Wednesday, June 6, 2012


When all dressed up and portraying a historical character confronted with members of the public, it is a good idea to have a little bit of monologue explaining who, what and when you are. It helps your audience have time to look around, also to let them know some important facts (never assume your audience knows anything.) A short monologue can ground them, but I also find it helpful to get me in the mood for sharing information. I am actually a very shy person, and sometimes I need a reason to open my mouth and be outgoing just as much as the audience needs to figure out what is going on.

Now by monologue, I don’t mean something long and boring. The old Strawbery Banke rule for tour guides was that your introduction to the history could not be more than two minutes long. I think that is too long for a beginning introduction before you toss focus back to your visitors and find out what they are interested in. I generally like my introductory monologues to be roughly three sentences in length and either end with a question or some other type of conversation starter that the people you are conversing with can latch on to.

A few months ago at the FPIPN retreat, Ron Carnegie, who is George Washington at Colonial Williamsburg started his talk with a pet peeve that he called the “Wikipedia method” of first-person interpretation: Where the presenter sounds less like a real person talking to other real people and sounds more like the entry in a dry encyclopedia. “Hi, my name is ____ I was born on March 18th in a small town outside ____. When I was 18 we moved to ___ where I was to meet my future ____.” Just a list of dry facts. I actually recently heard this done. Not quite as badly as all that but the person really did say: “my name is ­­____ this is my house and the year is ______.”

It sounds so fake! Most people don’t really talk like that. I’ve thought back over some of the times I’ve had to introduce myself to people, to groups, and there are definitely ways to introduce yourself and the historical setting that are much less awkward. One of my fellow Mrs. Shaprios at Strawbery Banke has a basic introduction that sounds like this: “Hello, my name is Mrs. Shaprio, welcome to my home. My husband and I purchased this house 10 years ago in 1909.” I think this is a fairly brilliant way to get the date across.

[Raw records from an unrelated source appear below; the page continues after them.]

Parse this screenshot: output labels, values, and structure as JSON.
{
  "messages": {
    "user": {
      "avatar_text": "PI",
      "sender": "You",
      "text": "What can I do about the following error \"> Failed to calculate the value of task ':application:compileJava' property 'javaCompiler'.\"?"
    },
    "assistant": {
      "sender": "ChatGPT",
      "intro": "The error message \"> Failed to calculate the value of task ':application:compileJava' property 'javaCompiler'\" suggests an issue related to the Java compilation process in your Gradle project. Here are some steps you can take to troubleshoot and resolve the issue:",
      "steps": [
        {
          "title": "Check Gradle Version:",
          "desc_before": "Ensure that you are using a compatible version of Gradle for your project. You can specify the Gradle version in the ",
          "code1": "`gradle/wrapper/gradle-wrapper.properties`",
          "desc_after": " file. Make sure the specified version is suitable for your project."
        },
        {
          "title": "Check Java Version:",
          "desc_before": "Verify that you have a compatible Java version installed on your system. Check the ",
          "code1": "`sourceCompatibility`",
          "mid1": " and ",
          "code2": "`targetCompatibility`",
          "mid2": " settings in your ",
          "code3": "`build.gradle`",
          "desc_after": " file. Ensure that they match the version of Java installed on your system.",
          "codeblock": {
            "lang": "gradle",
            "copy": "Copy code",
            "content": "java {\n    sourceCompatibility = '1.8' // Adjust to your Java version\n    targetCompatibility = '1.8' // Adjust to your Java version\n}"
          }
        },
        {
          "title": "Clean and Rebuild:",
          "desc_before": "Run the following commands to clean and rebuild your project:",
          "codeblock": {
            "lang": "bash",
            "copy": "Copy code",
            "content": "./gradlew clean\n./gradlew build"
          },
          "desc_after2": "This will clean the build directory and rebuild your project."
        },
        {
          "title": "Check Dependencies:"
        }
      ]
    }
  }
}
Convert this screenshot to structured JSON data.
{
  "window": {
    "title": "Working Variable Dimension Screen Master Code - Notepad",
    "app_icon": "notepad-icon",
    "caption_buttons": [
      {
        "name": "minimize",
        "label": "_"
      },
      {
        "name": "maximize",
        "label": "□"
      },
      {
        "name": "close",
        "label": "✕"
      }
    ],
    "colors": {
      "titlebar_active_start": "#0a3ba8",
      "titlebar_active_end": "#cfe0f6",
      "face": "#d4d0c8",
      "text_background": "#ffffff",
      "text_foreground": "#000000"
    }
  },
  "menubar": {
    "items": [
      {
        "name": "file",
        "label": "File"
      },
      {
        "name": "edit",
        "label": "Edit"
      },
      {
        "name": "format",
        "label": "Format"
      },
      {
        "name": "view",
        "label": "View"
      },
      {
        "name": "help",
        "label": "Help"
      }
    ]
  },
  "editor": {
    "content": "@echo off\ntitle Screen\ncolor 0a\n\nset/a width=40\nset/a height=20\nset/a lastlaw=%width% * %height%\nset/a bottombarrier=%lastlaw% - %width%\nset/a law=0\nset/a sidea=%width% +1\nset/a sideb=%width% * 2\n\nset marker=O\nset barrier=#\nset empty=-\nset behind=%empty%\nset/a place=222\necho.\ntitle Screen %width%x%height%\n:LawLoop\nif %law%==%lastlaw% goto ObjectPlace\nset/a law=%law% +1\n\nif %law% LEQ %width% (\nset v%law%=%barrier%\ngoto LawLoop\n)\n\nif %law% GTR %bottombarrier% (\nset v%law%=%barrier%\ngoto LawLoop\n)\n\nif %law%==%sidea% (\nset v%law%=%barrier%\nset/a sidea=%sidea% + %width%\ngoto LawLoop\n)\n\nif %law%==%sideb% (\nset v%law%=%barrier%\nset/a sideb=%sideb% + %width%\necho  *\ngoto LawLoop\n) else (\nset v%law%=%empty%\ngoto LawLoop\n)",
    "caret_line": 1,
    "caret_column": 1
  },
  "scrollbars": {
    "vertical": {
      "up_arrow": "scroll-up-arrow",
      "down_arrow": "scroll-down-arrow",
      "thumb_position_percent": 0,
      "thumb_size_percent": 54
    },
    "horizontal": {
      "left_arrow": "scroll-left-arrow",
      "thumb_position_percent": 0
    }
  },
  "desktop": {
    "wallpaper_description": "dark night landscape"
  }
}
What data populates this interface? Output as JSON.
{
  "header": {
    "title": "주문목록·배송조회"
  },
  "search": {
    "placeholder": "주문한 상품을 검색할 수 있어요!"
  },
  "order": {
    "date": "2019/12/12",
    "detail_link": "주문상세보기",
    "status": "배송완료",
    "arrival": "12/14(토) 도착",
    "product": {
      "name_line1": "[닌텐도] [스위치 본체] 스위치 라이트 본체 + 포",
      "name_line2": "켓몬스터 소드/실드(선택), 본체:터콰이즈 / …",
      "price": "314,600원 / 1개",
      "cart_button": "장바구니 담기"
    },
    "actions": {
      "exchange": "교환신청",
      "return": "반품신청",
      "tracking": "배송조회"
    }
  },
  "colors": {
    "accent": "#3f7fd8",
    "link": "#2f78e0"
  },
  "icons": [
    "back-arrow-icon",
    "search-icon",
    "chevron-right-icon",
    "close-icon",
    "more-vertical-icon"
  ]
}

Easy math, that also tells you something about the character and her social status. Sometimes she even adds: "That was just a few months after our daughter Molly was born." More info, not a lot of fuss. As Mrs. Shapiro I often endow people as potential renters since the Shapiros rented the third floor, it gives me an excuse to talk about the house, and a reason to invite them to look around the rest of the house.

This spring Stephen and I spent 4 weekends at the Robin Hood Springtime Festival mostly with Stephen working Saturdays and me working Sundays. I usually arrived tired, and proceeded to spend the day getting progressively more exhausted. Couple that with the small attendance, and I don't feel like I ever really got into the swing of an opening monologue about my 12th Century character: Rose I got good at explaining about the encampment, the tent, food and herbal medicine, but I don't feel like I really found Rose and her relationship to all these strange people she meets when the lord is on the march. I guess that is a good excuse to find other places to set up our 12th Century encampment.

1 comment:

  1. Thank you! More food for thought as our group moves closer to giving 1st person a shot. Given the Celtic cultural mandate to actively welcome outsiders, developing a natural greeting that conveys what people are looking at will be a necessity.